“We find that 12-percentage point reduction is occurring every year on average. That’s big money for these companies,” Watson said. “But what’s even more interesting is these firms are experiencing inferior performance on a pre-tax basis. So there’s some kind of cost that these firms are incurring that is actually greater than the tax savings they’re getting from inverting. We are trying to identify those costs in this study, but it’s difficult. We don’t find a lot of consistent evidence for one particular cost mechanism that’s causing this deficient pre-tax earnings performance.”

Watson hopes this research will be utilized as the conversation surrounding corporate inversions heightens. While this study focuses on single-company inversions, Watson believes the effects would be similar for merger inversions.

“I think this has big implications, particularly this finding that there’s not a huge benefit in U.S. tax savings on foreign earnings,” Watson said. “That’s widely touted as the primary benefit of inversion, but we think that maybe cheap talk aimed at deflecting the real benefit which is earnings stripping. So I think policy makers could be influenced by that—that earnings stripping and the U.S. corporate tax rate should be the focus of tax reform.”

“And, for firms, this is sort of a cautionary tale. You can invert and achieve these great tax savings, but if that’s your plan, are you focusing on the right thing?
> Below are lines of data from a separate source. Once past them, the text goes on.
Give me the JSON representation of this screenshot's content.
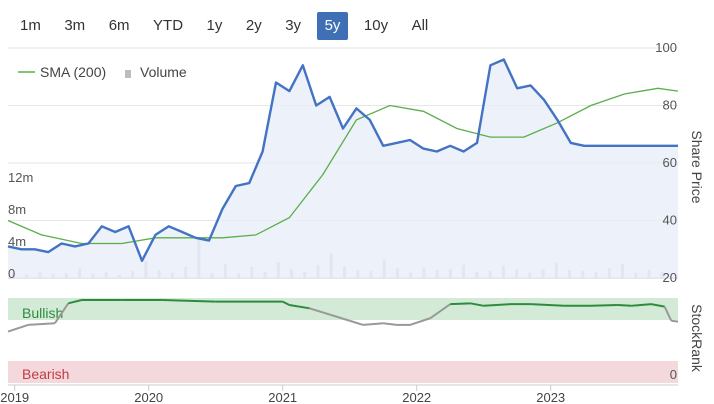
{
  "range_selector": {
    "options": [
      "1m",
      "3m",
      "6m",
      "YTD",
      "1y",
      "2y",
      "3y",
      "5y",
      "10y",
      "All"
    ],
    "selected": "5y"
  },
  "legend": {
    "sma_label": "SMA (200)",
    "volume_label": "Volume"
  },
  "colors": {
    "price": "#4472c4",
    "price_fill": "#e8eef8",
    "sma": "#5aae4a",
    "volume": "#c9c9c9",
    "bullish_zone": "#d3ebd6",
    "bearish_zone": "#f4d9dc",
    "bullish_line": "#2e8b3e",
    "neutral_line": "#999999",
    "active_button": "#3f6fb5"
  },
  "chart_data": [
    {
      "type": "line",
      "ylabel": "Share Price",
      "y_ticks": [
        20,
        40,
        60,
        80,
        100
      ],
      "ylim": [
        20,
        100
      ],
      "x_ticks": [
        "2019",
        "2020",
        "2021",
        "2022",
        "2023"
      ],
      "xlim": [
        2018.95,
        2023.95
      ],
      "series": [
        {
          "name": "",
          "x": [
            2018.95,
            2019.05,
            2019.15,
            2019.25,
            2019.35,
            2019.45,
            2019.55,
            2019.65,
            2019.75,
            2019.85,
            2019.95,
            2020.05,
            2020.15,
            2020.25,
            2020.35,
            2020.45,
            2020.55,
            2020.65,
            2020.75,
            2020.85,
            2020.95,
            2021.05,
            2021.15,
            2021.25,
            2021.35,
            2021.45,
            2021.55,
            2021.65,
            2021.75,
            2021.85,
            2021.95,
            2022.05,
            2022.15,
            2022.25,
            2022.35,
            2022.45,
            2022.55,
            2022.65,
            2022.75,
            2022.85,
            2022.95,
            2023.05,
            2023.15,
            2023.25,
            2023.35,
            2023.45,
            2023.55,
            2023.65,
            2023.75,
            2023.85,
            2023.95
          ],
          "values": [
            31,
            30,
            30,
            29,
            32,
            31,
            32,
            38,
            36,
            38,
            26,
            35,
            38,
            36,
            34,
            33,
            44,
            52,
            53,
            64,
            88,
            85,
            94,
            80,
            83,
            72,
            79,
            75,
            66,
            67,
            68,
            65,
            64,
            66,
            64,
            67,
            94,
            96,
            86,
            87,
            82,
            75,
            67,
            66,
            66,
            66,
            66,
            66,
            66,
            66,
            66
          ]
        },
        {
          "name": "SMA (200)",
          "x": [
            2018.95,
            2019.2,
            2019.5,
            2019.8,
            2020.05,
            2020.3,
            2020.55,
            2020.8,
            2021.05,
            2021.3,
            2021.55,
            2021.8,
            2022.05,
            2022.3,
            2022.55,
            2022.8,
            2023.05,
            2023.3,
            2023.55,
            2023.8,
            2023.95
          ],
          "values": [
            40,
            35,
            32,
            32,
            34,
            34,
            34,
            35,
            41,
            56,
            75,
            80,
            78,
            72,
            69,
            69,
            74,
            80,
            84,
            86,
            85
          ]
        }
      ]
    },
    {
      "type": "bar",
      "ylabel": "",
      "y_ticks_labels": [
        "0",
        "4m",
        "8m",
        "12m"
      ],
      "ylim": [
        0,
        12
      ],
      "notes": "Volume bars (millions) below price chart",
      "values": [
        1.2,
        0.8,
        1.5,
        0.9,
        1.1,
        2.2,
        1.0,
        1.3,
        0.7,
        1.6,
        3.8,
        1.8,
        1.2,
        2.5,
        8.6,
        1.0,
        3.2,
        1.0,
        2.5,
        1.4,
        3.6,
        2.0,
        1.4,
        3.0,
        5.5,
        2.6,
        1.8,
        1.6,
        4.2,
        2.2,
        1.2,
        2.4,
        1.8,
        2.0,
        3.0,
        1.4,
        1.6,
        2.8,
        2.0,
        1.2,
        2.0,
        3.5,
        1.8,
        1.6,
        1.4,
        2.2,
        3.2,
        1.2,
        1.8,
        1.4
      ]
    },
    {
      "type": "line",
      "ylabel": "StockRank",
      "top_label": "Bullish",
      "bottom_label": "Bearish",
      "right_top_tick": "",
      "right_bottom_tick": "0",
      "x_ticks": [
        "2019",
        "2020",
        "2021",
        "2022",
        "2023"
      ],
      "series": [
        {
          "name": "",
          "x": [
            2018.95,
            2019.1,
            2019.3,
            2019.4,
            2019.5,
            2019.8,
            2020.1,
            2020.5,
            2021.0,
            2021.05,
            2021.2,
            2021.5,
            2021.6,
            2021.75,
            2021.85,
            2021.95,
            2022.1,
            2022.25,
            2022.4,
            2022.5,
            2022.7,
            2022.85,
            2023.1,
            2023.3,
            2023.5,
            2023.6,
            2023.75,
            2023.85,
            2023.9,
            2023.95
          ],
          "values": [
            0.62,
            0.7,
            0.72,
            0.96,
            1.0,
            1.0,
            1.0,
            0.98,
            0.98,
            0.94,
            0.9,
            0.75,
            0.7,
            0.72,
            0.7,
            0.7,
            0.78,
            0.95,
            0.96,
            0.93,
            0.95,
            0.95,
            0.93,
            0.93,
            0.94,
            0.93,
            0.95,
            0.92,
            0.75,
            0.74
          ]
        }
      ]
    }
  ]
}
Maybe these firms took their eye off the ball a little bit, and instead of making strategic decisions, they made only financial decisions.”